▶ _Your instructions_
The full set of records is to be reproduced verbatim.

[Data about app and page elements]
┏━━

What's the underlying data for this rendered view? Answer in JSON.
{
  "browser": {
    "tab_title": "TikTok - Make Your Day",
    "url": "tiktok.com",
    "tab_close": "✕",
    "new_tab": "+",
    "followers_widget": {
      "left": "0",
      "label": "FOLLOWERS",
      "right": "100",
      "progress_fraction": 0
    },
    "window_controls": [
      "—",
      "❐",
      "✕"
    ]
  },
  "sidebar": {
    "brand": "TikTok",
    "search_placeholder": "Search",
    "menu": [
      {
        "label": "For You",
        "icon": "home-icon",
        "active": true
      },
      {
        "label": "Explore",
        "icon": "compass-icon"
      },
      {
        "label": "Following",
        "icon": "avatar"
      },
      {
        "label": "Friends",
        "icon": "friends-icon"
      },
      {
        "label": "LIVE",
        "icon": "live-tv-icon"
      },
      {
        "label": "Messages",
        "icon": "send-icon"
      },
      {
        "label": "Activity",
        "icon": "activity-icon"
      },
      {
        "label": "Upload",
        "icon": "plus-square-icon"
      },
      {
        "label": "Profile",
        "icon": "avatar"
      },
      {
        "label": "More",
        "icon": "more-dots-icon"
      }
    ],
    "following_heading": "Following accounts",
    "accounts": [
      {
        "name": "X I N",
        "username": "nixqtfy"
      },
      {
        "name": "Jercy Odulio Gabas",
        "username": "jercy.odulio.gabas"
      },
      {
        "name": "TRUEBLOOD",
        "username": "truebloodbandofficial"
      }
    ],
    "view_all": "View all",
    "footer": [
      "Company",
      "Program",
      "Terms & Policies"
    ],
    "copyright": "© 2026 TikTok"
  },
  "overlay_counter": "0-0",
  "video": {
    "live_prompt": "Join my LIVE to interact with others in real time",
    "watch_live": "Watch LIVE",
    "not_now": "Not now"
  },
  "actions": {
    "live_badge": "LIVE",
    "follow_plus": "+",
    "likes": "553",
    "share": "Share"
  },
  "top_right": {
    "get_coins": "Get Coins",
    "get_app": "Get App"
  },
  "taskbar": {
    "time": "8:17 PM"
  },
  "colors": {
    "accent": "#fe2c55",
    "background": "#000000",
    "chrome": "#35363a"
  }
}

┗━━

▶ _Answer area_
What's the underlying data for this rendered view? Answer in JSON.
{
  "browser": {
    "tab_title": "TikTok - Make Your Day",
    "url": "tiktok.com",
    "tab_close": "✕",
    "new_tab": "+",
    "followers_widget": {
      "left": "0",
      "label": "FOLLOWERS",
      "right": "100",
      "progress_fraction": 0
    },
    "window_controls": [
      "—",
      "❐",
      "✕"
    ]
  },
  "sidebar": {
    "brand": "TikTok",
    "search_placeholder": "Search",
    "menu": [
      {
        "label": "For You",
        "icon": "home-icon",
        "active": true
      },
      {
        "label": "Explore",
        "icon": "compass-icon"
      },
      {
        "label": "Following",
        "icon": "avatar"
      },
      {
        "label": "Friends",
        "icon": "friends-icon"
      },
      {
        "label": "LIVE",
        "icon": "live-tv-icon"
      },
      {
        "label": "Messages",
        "icon": "send-icon"
      },
      {
        "label": "Activity",
        "icon": "activity-icon"
      },
      {
        "label": "Upload",
        "icon": "plus-square-icon"
      },
      {
        "label": "Profile",
        "icon": "avatar"
      },
      {
        "label": "More",
        "icon": "more-dots-icon"
      }
    ],
    "following_heading": "Following accounts",
    "accounts": [
      {
        "name": "X I N",
        "username": "nixqtfy"
      },
      {
        "name": "Jercy Odulio Gabas",
        "username": "jercy.odulio.gabas"
      },
      {
        "name": "TRUEBLOOD",
        "username": "truebloodbandofficial"
      }
    ],
    "view_all": "View all",
    "footer": [
      "Company",
      "Program",
      "Terms & Policies"
    ],
    "copyright": "© 2026 TikTok"
  },
  "overlay_counter": "0-0",
  "video": {
    "live_prompt": "Join my LIVE to interact with others in real time",
    "watch_live": "Watch LIVE",
    "not_now": "Not now"
  },
  "actions": {
    "live_badge": "LIVE",
    "follow_plus": "+",
    "likes": "553",
    "share": "Share"
  },
  "top_right": {
    "get_coins": "Get Coins",
    "get_app": "Get App"
  },
  "taskbar": {
    "time": "8:17 PM"
  },
  "colors": {
    "accent": "#fe2c55",
    "background": "#000000",
    "chrome": "#35363a"
  }
}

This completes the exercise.